(i) The removal of Chikurunhe from Persal on 22 February 2020 was because during the period around October / November 2019 Chikurunhe had unverifiable documentation to be in South Africa. That decision came directly from the Department of Home Affairs resulting in the WCC being unable to forward her name to be considered for a post with DHET. Therefore it made sense that after the deadline had past for application the DHET removed Chikurunhe from Persal. There was nothing the DHET or ‘stakeholders’ could have done regarding that decision as it is the Department of Home Affairs who makes the decision as to whether or not a foreign national had the correct documentation. There is nothing unfair about the removal of Chikurunhe from Persal as the decision lay solely at the hands of the Department of Home Affairs.
(ii) Regarding the non-extension of the fixed term contract entered into with Chikurunhe it was due to the letter received from the Department of Home Affairs stating that she could only stay in South Africa until 19 August 2020. There is also nothing unfair about not extending a contract after it was clear that it was only for a period of six months. Chikurunhe is well aware that her contracts follow the extension of her permit and refugee status and with the directive from the Department of Home Affairs the renewal of documentation had only been until 19 August 2020.
(iii) In so far as letters of termination go and notice being given, it is trite that WCC forward nominations for appointment to the DHET. Chikurunhe handed in unverifiable documents which resulted in her name not being put forward to the DHET for consideration. Without correct verifiable documentation a foreign national is not allowed to be employed in South Africa. Chikurunhe had to have been fully aware that the problem was the documentation handed in which was unverifiable by the Department of Home Affairs. HDET never received an application from WCC for Chikurunhe so could not be expected to have either appointed her or give her notice. The same applies to WCC who due to the directive received from the Department of Home Affairs were only able to enter into a fixed term contract with Chikurunhe. Again there is no unfairness on the part of the DHET or the WCC.

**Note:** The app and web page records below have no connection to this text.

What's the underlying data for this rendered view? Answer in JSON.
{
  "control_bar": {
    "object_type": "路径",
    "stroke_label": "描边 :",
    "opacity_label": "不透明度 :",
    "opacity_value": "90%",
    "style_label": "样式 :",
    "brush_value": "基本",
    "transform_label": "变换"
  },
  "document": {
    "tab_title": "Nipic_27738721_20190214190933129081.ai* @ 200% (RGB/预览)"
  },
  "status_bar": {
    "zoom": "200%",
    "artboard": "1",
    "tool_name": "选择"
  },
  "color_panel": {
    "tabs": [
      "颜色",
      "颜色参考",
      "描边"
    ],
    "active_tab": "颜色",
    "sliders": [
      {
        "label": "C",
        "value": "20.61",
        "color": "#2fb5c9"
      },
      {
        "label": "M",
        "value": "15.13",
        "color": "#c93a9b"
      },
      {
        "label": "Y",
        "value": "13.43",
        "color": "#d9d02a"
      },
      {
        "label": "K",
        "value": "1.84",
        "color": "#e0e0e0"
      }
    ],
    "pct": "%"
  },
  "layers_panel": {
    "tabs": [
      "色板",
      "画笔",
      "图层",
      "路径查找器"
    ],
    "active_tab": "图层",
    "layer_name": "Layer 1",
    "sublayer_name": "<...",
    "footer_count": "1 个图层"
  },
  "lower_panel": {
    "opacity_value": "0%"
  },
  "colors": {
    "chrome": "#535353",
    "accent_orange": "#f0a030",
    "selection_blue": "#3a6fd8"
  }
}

(iv) It is trite that Chikurunhe had always been employed on a contract basis in line with the applicant’s refugee status renewals. It was not due to the lockdown that Chikurunhe could not renew her permit and refugee status but because the Department of Home Affairs had issued a directive that Chikurunhe could only remain in South Africa until 19 August 2020. The decision was made before and restrictions were made due to Covid arriving in South Africa. The gazettes referred to as already said are not applicable to Chikurunhe as the Department of Home Affairs had already made a determination that she could only remain in South Africa until 19 August 2020.
(22) It is accepted that Chikurunhe had her permit to remain in South Africa and to work renewed on 26 May 2021 for a further period of four years. This means that when the DHET or the WCC post vacancies now or in the future Chikurunhe is able to make an application or any post that aligns with her qualifications, experience and expertise.
(23) The two dismissals from DHET and WCC on 22 February 2020 and 19 August 2020 were not unfair as they had been done strictly in accordance with unverifiable documentation submitted by Chikurunhe and the directive issued by the Department of Home Affairs. No unfair labour practice was committed by the WCC when the fixed term contract ending 19 August 2020 was not renewed as this had been done in line with the directive received from the Department of Home Affairs that Chikurunhe was only permitted to remain in South Africa until 19 August 2020. Consequently this case is dismissed.